(8) Appendix ad Cave. p. 10. Collier's Ecclefiaft. Hift. B. 5. p. 501, &c.
Cafenas and William Occam (9) exposed the

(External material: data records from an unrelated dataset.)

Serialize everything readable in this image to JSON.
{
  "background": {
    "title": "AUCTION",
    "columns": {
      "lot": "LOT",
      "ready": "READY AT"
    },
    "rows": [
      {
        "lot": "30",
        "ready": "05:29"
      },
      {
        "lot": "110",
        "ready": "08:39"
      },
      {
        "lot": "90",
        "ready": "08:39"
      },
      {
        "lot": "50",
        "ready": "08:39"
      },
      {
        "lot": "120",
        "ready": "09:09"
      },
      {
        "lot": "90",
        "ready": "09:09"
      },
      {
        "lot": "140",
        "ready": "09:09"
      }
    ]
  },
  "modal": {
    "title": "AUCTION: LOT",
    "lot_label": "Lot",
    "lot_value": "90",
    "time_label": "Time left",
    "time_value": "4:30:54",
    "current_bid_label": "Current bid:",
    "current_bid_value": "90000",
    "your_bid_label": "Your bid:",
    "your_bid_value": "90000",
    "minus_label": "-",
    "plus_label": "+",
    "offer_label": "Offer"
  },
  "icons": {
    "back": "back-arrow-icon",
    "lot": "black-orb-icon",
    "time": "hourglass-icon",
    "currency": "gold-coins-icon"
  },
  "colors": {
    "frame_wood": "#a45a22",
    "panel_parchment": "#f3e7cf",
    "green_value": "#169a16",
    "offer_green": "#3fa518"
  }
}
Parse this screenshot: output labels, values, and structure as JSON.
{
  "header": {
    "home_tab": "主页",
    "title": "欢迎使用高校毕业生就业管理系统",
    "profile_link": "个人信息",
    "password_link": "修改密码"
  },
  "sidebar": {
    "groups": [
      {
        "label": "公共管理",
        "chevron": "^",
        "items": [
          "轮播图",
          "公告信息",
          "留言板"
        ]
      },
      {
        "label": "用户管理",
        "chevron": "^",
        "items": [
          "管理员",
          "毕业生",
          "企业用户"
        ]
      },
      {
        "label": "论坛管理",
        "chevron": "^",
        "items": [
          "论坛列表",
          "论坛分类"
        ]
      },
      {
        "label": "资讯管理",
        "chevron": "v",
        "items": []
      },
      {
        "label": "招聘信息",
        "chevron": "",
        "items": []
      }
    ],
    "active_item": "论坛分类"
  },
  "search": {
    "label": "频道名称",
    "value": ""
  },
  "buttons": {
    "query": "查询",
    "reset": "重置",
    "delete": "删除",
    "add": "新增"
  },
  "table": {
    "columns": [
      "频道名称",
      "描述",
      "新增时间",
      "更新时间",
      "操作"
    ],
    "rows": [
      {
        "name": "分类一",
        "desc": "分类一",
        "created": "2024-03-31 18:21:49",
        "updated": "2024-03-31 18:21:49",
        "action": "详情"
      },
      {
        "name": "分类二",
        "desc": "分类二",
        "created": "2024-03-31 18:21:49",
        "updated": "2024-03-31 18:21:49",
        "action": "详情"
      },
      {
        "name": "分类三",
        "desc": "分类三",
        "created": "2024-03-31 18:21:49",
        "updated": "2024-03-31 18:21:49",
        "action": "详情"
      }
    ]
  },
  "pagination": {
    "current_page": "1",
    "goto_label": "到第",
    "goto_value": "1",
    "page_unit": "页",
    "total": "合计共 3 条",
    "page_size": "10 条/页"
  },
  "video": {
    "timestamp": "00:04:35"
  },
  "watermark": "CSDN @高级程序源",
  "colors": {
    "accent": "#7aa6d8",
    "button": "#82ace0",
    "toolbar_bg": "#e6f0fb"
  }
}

various errors and herefies of John XXII to the number of 77; and fecure in the protection of the emperor, they fet at nought the thunder of the pope's excommunications. Marfilius, a famous lawyer of Padua, (1) wrote a treatise intitled the defender of peace, wherein he advanced the power of the emperor above that of the pope in things fpiritual as well as temporal; painted in the ftrongest colors the pride, ambition, and luxury of the court of Rome; and abundantly proved that the pope had not by divine right the leaft authority or præeminence over other bishops. It is no wonder that the author and his book were condemned together. But there were other and better witneffes than these in this age. It was fhown before from Thuanus, that the Waldenfes and Albigenfes being perfecuted in their own.country, fled for refuge into foreign nations, fome into Germany, and fome into Britain. In Germany they grew and multiplied so fast, notwithstanding the rage and violence of croifaders and inquifitors, that at the beginning of this Century (2) it is computed, that there were eighty thoufand of them in Bohemia, Auftria, and 27. Dupin. ibid. Chap. 5 & 8.
(2) Bzovius ad Ann. 1315. Spanhem. ibid. Cap. 6. Sect. 1. Dupin. ibid. Chap. 8. N 4 (3) Dupin.

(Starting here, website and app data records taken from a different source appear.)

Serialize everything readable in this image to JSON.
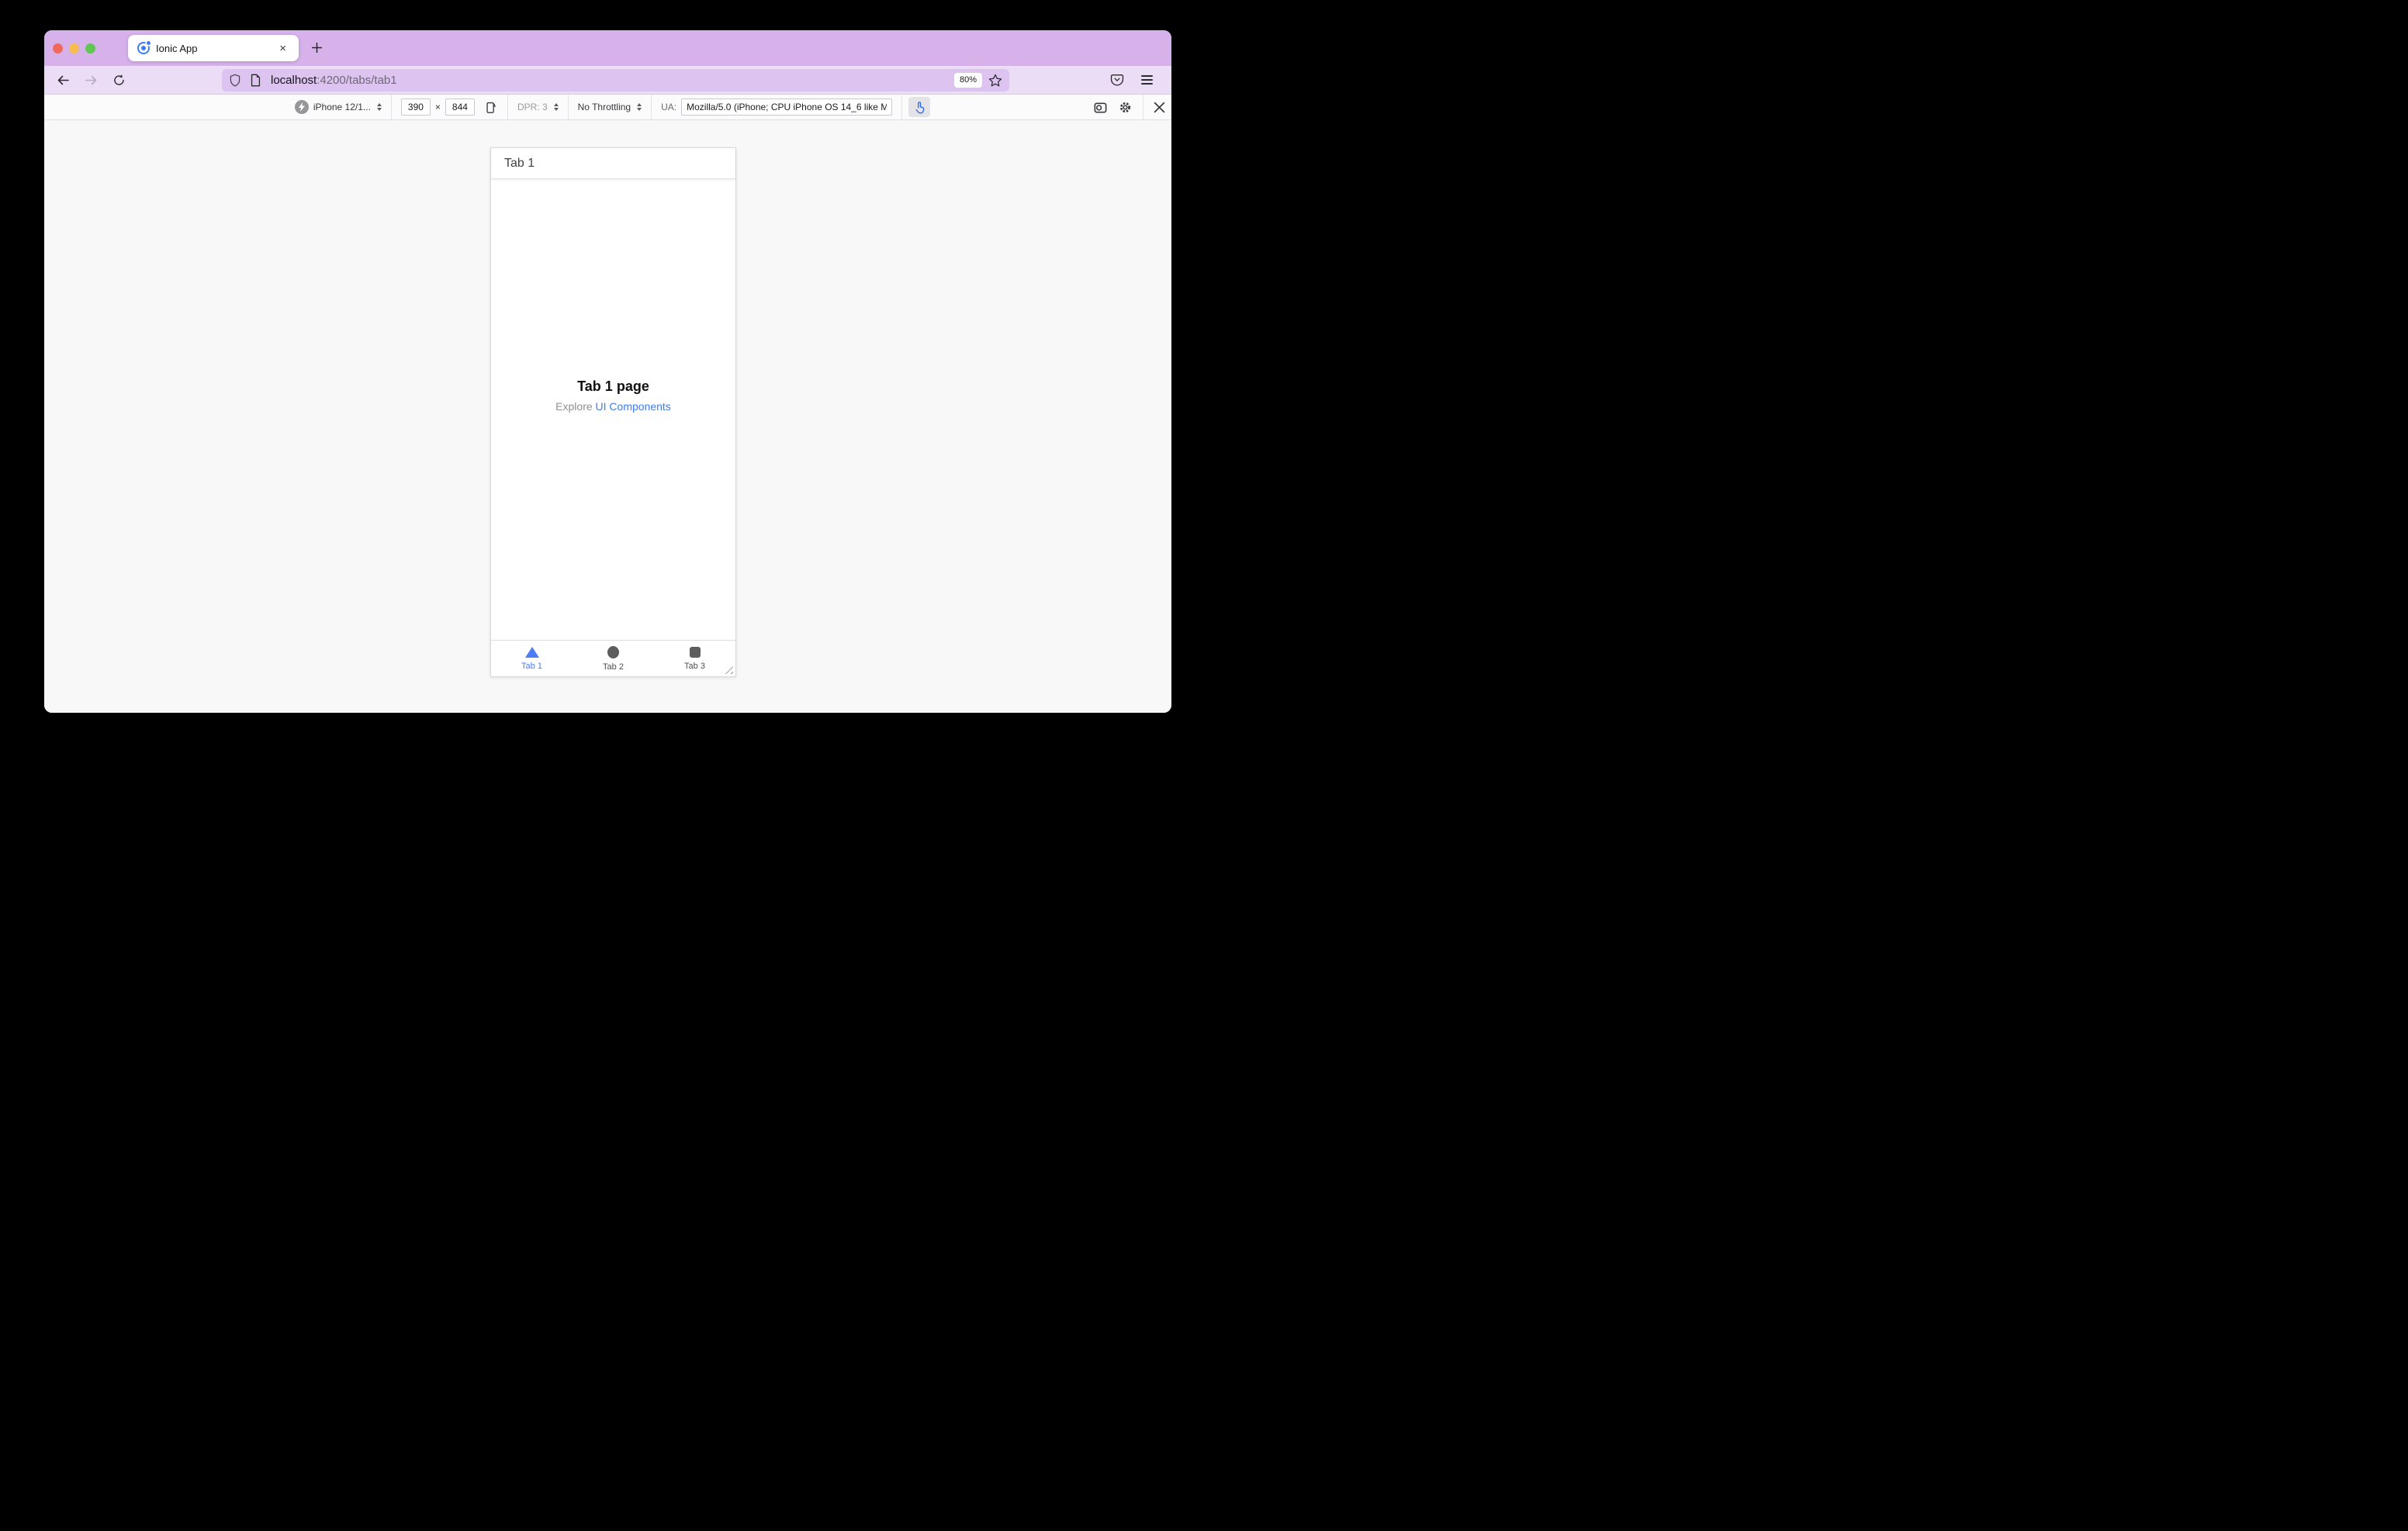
{
  "browser": {
    "tab_title": "Ionic App",
    "tab_close": "×",
    "new_tab": "+",
    "url_host": "localhost",
    "url_rest": ":4200/tabs/tab1",
    "zoom_level": "80%"
  },
  "rdm": {
    "device": "iPhone 12/1...",
    "viewport_width": "390",
    "dims_separator": "×",
    "viewport_height": "844",
    "dpr": "DPR: 3",
    "throttling": "No Throttling",
    "ua_label": "UA:",
    "ua_value": "Mozilla/5.0 (iPhone; CPU iPhone OS 14_6 like M"
  },
  "phone": {
    "header_title": "Tab 1",
    "content_title": "Tab 1 page",
    "content_text_prefix": "Explore ",
    "content_link": "UI Components",
    "tabs": [
      {
        "label": "Tab 1",
        "icon": "triangle-icon",
        "active": true
      },
      {
        "label": "Tab 2",
        "icon": "ellipse-icon",
        "active": false
      },
      {
        "label": "Tab 3",
        "icon": "square-icon",
        "active": false
      }
    ]
  },
  "colors": {
    "titlebar": "#d6b1ea",
    "navbar": "#ebddf6",
    "urlbar": "#dcc3f0",
    "link_blue": "#3d7cf7",
    "tab_active_blue": "#4d7cf3",
    "touch_icon_blue": "#2e6be5"
  }
}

(9) H. Wharton in Append.
and the neighbouring territories; and they pertinaciously defended their doctrins even unto death. Among a variety of other names they were called Lollards from (3) one Walter Lollard, who preached in Germany about the year 1315 against the authority of the pope, the interceffion of faints, the mafs, extreme unction, and other ceremonies and fuperftitions of the church of Rome; and was burned alive, at Cologn in the year 1322. In England alfo they were denominated Lollards, tho' there was a man more worthy to have given name to the fect, the defervedly famous John Wickliff, the honor of his own, and the admiration of all fucceeding times. Rector only of Lutterworth, he (4) filled all England, and almost all Europe with his doctrin. He began to grow famous about the year 1360 by preaching and writing against the fuperftitions of the age, the tyranny of the pope,. the erroneous doctrins and vicious lives of the monks and the clergy; and efpecially by defending the royal and ecclefiaftical jurisdiction against the ufurpations of the popes and mendicant friers. The more he opposed, the more reafon he found for oppofition. He tranflated the canonical fcriptures into the English language, and

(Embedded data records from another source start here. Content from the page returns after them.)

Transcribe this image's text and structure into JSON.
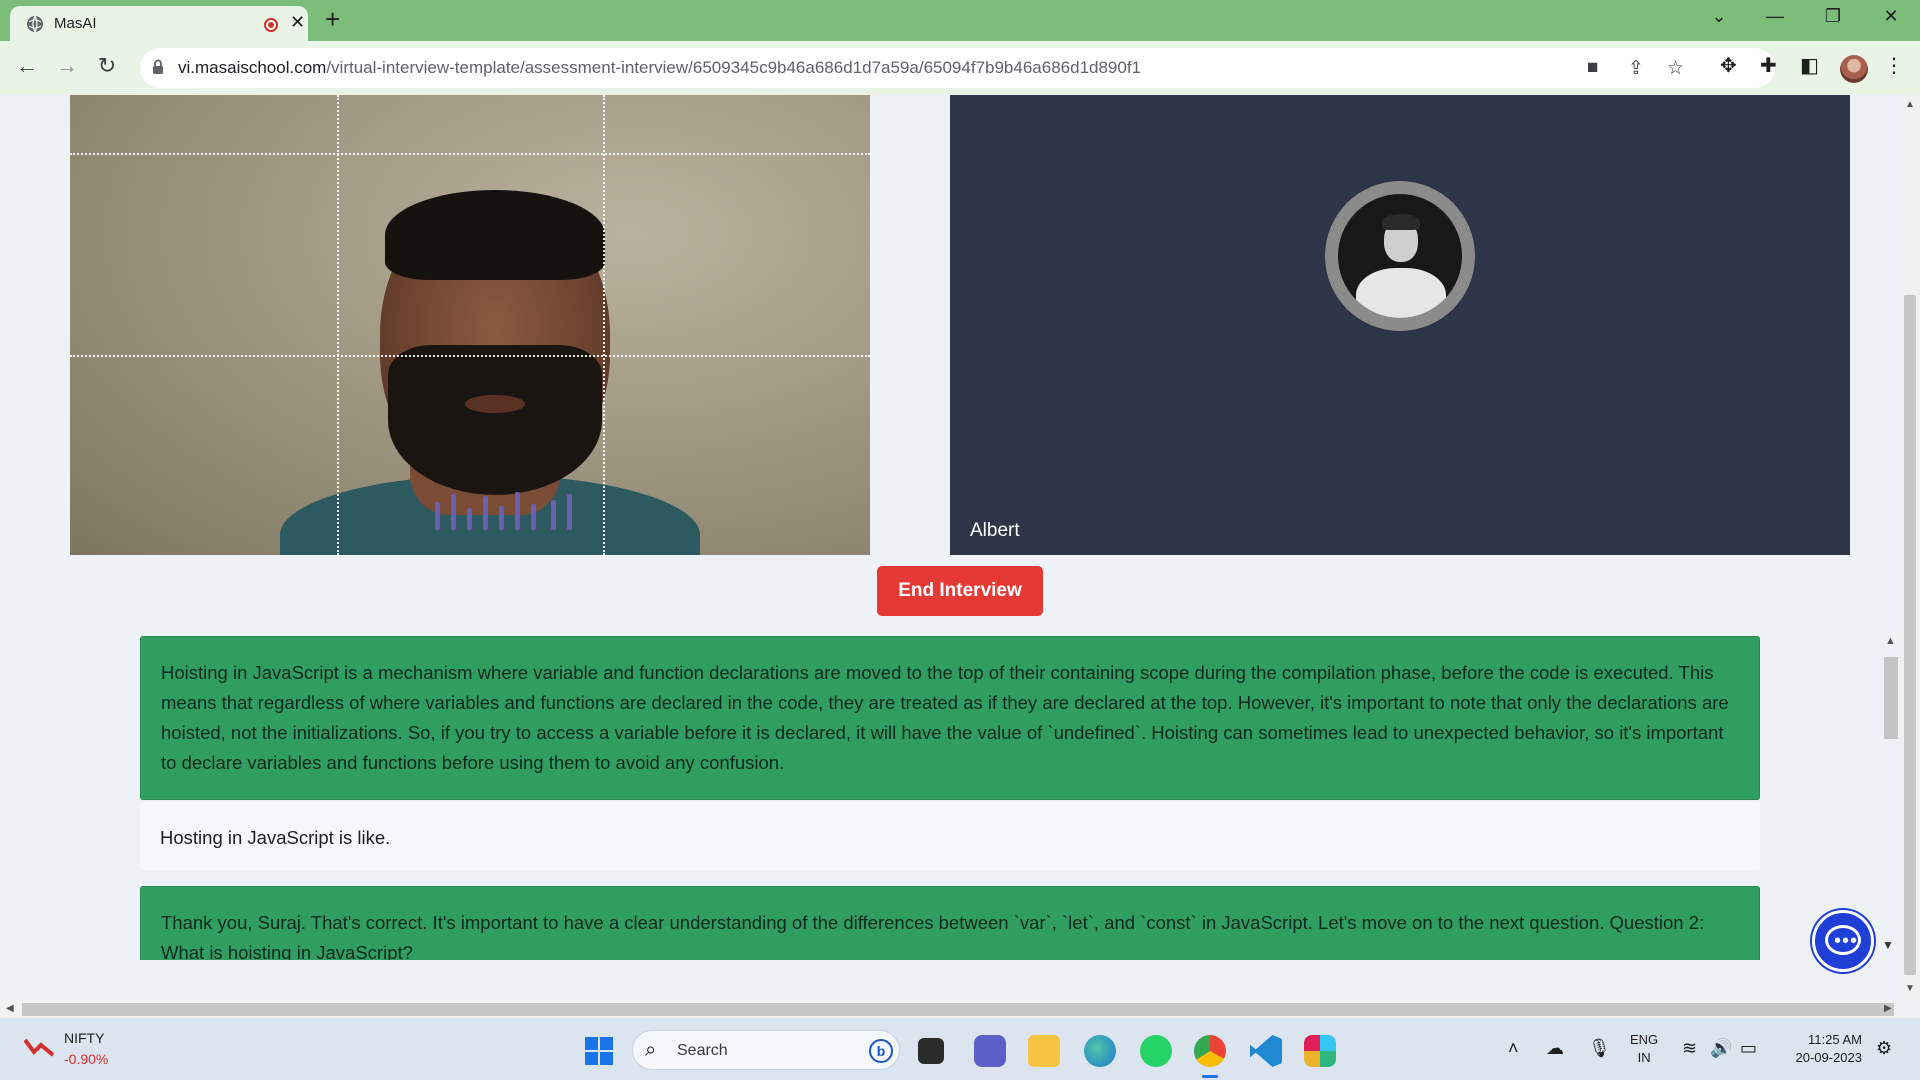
{
  "browser": {
    "tab_title": "MasAI",
    "tab_close": "✕",
    "new_tab": "+",
    "url_host": "vi.masaischool.com",
    "url_path": "/virtual-interview-template/assessment-interview/6509345c9b46a686d1d7a59a/65094f7b9b46a686d1d890f1",
    "icons": [
      "back-icon",
      "forward-icon",
      "reload-icon",
      "lock-icon",
      "camera-icon",
      "share-icon",
      "star-icon",
      "extension-icon",
      "puzzle-icon",
      "sidepanel-icon",
      "menu-icon"
    ],
    "window_controls": {
      "dropdown": "⌄",
      "minimize": "—",
      "restore": "❐",
      "close": "✕"
    }
  },
  "interview": {
    "interviewer_name": "Albert",
    "end_button_label": "End Interview",
    "messages": [
      {
        "role": "ai",
        "text": "Hoisting in JavaScript is a mechanism where variable and function declarations are moved to the top of their containing scope during the compilation phase, before the code is executed. This means that regardless of where variables and functions are declared in the code, they are treated as if they are declared at the top. However, it's important to note that only the declarations are hoisted, not the initializations. So, if you try to access a variable before it is declared, it will have the value of `undefined`. Hoisting can sometimes lead to unexpected behavior, so it's important to declare variables and functions before using them to avoid any confusion."
      },
      {
        "role": "user",
        "text": "Hosting in JavaScript is like."
      },
      {
        "role": "ai",
        "text": "Thank you, Suraj. That's correct. It's important to have a clear understanding of the differences between `var`, `let`, and `const` in JavaScript. Let's move on to the next question. Question 2: What is hoisting in JavaScript?"
      }
    ],
    "colors": {
      "ai_bubble": "#2f9e60",
      "end_button": "#e53935",
      "interviewer_panel": "#2e3548"
    }
  },
  "taskbar": {
    "stock_name": "NIFTY",
    "stock_change": "-0.90%",
    "search_label": "Search",
    "lang_line1": "ENG",
    "lang_line2": "IN",
    "time": "11:25 AM",
    "date": "20-09-2023"
  }
}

(3) Dupin. ibid. Hoffmanni Lex. Spelman. Skinner. &c.
(4) H. Wharton in Append. ad Cave. p. 60, &c. Spanhem.